Wednesday, November 4, 2009

Low Talk: How the ocean formed

Giant crack likely to create new ocean
A 35-mile rift in the Ethiopian desert is giving scientists a rare look at an epic process. Potential hazard

The Buddha mentioned 32 kinds of low or unprofitable talk -- which are distracting in the quest towards enlightenment. Were they of benefit, the Buddha would not have made them impermissible for monastics or spoken of their harm for ordinary people.

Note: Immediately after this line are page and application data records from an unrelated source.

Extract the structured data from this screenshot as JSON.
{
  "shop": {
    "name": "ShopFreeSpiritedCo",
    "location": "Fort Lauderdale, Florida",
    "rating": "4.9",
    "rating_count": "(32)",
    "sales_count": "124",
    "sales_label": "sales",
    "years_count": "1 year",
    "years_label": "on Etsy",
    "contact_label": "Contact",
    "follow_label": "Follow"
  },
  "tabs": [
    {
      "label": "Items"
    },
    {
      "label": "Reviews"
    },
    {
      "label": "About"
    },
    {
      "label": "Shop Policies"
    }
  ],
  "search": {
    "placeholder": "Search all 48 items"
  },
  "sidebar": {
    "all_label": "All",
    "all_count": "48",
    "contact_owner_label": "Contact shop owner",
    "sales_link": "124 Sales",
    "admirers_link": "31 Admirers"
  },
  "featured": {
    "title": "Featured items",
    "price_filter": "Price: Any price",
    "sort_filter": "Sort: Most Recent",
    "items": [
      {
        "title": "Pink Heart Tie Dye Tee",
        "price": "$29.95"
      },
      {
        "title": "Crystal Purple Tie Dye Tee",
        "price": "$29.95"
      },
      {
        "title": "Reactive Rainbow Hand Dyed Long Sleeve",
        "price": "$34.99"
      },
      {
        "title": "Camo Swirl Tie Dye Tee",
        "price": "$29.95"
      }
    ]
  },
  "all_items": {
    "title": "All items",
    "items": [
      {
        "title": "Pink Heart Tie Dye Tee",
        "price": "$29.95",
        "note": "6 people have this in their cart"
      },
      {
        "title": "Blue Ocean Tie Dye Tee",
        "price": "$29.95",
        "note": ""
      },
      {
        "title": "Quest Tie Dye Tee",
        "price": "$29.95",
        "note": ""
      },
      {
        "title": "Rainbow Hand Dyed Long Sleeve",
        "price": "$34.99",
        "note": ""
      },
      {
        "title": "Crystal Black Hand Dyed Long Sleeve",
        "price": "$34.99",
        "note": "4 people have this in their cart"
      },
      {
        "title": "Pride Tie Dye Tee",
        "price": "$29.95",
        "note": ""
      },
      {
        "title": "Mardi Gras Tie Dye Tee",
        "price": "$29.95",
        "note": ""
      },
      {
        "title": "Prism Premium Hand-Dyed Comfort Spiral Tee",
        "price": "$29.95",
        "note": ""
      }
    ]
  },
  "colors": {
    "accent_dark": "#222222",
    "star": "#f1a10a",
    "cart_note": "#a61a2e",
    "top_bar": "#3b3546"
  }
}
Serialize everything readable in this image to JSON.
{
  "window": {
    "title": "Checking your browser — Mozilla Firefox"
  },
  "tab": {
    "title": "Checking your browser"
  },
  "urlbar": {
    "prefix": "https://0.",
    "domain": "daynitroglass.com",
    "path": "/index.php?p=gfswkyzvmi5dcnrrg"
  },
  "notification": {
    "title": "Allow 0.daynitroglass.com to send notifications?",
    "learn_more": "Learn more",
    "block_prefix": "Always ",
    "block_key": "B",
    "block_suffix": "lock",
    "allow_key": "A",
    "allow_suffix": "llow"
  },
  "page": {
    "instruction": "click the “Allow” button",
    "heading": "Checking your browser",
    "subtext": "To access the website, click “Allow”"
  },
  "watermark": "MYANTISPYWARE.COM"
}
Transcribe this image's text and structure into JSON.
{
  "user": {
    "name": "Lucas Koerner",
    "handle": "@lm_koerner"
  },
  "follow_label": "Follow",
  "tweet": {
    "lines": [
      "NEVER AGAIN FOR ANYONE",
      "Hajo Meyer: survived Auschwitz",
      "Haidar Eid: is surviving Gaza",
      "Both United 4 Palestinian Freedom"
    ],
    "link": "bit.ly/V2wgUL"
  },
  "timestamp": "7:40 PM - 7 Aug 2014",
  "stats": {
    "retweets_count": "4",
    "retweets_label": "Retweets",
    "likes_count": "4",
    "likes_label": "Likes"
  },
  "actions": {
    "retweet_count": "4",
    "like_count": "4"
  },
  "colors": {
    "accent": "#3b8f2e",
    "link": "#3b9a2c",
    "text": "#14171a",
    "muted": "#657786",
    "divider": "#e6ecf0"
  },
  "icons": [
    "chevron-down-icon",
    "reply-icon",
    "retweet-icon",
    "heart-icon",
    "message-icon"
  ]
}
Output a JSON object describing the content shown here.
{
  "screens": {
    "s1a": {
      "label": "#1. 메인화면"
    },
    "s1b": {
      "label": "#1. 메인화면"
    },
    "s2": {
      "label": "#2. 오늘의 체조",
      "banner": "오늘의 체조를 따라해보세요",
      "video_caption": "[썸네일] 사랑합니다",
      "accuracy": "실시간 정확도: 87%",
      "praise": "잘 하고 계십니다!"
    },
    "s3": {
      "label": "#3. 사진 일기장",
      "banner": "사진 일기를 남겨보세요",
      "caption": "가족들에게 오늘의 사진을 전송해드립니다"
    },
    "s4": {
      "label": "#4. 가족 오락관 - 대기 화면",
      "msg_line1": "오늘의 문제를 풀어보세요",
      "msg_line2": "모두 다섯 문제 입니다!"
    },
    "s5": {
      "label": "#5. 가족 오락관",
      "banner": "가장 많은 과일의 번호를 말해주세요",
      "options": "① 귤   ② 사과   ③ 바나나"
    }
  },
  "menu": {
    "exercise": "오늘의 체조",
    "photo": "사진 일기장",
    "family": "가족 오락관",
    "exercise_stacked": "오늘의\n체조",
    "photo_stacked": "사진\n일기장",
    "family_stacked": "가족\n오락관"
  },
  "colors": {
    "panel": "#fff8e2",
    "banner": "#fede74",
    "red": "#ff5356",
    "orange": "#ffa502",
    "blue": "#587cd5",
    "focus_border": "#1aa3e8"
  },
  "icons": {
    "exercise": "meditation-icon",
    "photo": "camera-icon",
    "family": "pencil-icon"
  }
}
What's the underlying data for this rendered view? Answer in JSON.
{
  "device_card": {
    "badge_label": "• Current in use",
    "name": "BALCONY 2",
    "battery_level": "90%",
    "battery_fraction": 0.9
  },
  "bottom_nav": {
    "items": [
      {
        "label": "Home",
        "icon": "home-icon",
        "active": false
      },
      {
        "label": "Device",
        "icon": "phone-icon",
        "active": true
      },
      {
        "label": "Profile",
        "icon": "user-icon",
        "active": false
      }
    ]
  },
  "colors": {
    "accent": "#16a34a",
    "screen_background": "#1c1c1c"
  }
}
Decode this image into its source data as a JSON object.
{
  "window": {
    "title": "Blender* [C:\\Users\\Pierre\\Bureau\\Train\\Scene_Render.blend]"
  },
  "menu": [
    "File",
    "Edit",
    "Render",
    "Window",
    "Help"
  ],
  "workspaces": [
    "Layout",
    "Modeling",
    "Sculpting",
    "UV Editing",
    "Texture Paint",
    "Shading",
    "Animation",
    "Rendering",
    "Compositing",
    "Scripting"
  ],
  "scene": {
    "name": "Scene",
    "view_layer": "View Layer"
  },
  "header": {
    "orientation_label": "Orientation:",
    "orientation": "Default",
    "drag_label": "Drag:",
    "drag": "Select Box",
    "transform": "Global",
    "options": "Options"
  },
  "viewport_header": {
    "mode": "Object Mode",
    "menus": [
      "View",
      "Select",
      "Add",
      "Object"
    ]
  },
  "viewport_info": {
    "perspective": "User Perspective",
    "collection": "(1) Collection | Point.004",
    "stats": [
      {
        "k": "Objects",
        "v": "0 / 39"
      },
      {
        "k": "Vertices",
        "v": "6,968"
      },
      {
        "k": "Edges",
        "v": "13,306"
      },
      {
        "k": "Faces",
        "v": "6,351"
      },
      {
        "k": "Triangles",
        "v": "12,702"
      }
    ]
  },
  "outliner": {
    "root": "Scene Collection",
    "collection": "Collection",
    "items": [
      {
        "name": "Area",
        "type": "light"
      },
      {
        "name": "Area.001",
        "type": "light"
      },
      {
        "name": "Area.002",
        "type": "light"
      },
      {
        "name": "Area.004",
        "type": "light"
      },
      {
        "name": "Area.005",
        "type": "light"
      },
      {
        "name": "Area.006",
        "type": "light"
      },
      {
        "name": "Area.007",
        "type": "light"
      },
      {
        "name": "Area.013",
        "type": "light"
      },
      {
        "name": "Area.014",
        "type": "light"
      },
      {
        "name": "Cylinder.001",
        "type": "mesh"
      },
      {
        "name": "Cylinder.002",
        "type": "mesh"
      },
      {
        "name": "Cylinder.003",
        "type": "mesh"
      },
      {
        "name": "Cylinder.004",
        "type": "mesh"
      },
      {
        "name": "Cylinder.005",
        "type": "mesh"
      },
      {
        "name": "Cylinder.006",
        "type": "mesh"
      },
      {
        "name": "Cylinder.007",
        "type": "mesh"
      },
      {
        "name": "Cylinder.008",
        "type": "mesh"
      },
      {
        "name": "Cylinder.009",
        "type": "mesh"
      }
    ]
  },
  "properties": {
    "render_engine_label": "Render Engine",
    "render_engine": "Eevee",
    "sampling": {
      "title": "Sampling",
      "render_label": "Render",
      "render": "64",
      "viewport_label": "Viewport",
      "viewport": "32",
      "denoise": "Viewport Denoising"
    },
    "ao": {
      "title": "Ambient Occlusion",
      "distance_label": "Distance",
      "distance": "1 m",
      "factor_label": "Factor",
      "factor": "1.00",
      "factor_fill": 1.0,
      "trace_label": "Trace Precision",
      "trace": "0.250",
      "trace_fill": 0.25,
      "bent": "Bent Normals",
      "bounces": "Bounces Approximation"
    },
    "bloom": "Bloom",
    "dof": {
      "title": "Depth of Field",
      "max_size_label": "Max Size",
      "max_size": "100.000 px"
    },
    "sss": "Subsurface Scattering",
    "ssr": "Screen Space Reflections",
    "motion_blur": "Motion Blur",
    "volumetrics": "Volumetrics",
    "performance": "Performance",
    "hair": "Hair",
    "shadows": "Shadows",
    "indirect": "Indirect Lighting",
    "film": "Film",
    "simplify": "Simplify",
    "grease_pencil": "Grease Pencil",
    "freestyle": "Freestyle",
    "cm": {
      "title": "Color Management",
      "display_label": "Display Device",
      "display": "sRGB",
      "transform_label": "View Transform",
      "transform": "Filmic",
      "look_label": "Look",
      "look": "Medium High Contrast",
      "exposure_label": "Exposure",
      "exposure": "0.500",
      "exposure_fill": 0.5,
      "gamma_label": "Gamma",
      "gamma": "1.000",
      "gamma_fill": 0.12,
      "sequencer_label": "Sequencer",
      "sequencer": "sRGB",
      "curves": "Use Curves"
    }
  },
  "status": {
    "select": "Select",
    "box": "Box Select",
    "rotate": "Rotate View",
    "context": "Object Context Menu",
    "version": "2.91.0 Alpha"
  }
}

These topics of idle conversation are not without function, but they are evidently of little benefit. The function they serve is social. They will therefore endure as fixture of society, not likely to be eliminated anytime soon. Wise people will limit their involvement in such discussions if peace of mind and success in meditation is their goal. While it may indeed be interesting even useful to know what the "talk around the water cooler" is, it is distracting in the quest towards concentration (samma-samadhi, "right concentration," defined as the first four jhanas) and enlightenment.

Famously, the Buddha once made an analogy between how much a buddha knows and how much a buddha makes known. He did so by picking up a small handful of leaves and contrasting it with the number of leaves remaining in the large forest he was standing in at the time.

How oceans are formed is an interesting thng to ponder. It does not, however, lend itself to liberation, knowledge and vision of nirvana, or even mundane (temporary) respite from Samsara in terms of rebirth in exalted worlds. It amounts to "animal talk" (tiracchāna-kathā, low or beastly talk, idle or empty chatter, babble, gossip) meditators and monastics are wise to avoid:
  • "Talk about kings and robbers, ministers and armies, danger and war, eating and drinking, clothes and dwellings, garlands and scents, relations, [vehicles], villages and markets, towns and districts, women and heroes, street [gossip], [gossip] by the well, about those departed in days gone by, tittle-tattle, about the world and sea, about gain and loss (A.X.6). The commentaries add four bringing the total to 32 subjects: talk about sensuous enjoyment, self-mortification, eternity, and self-annihilation" (Buddhist Dictionary, Ven. Nyanatiloka).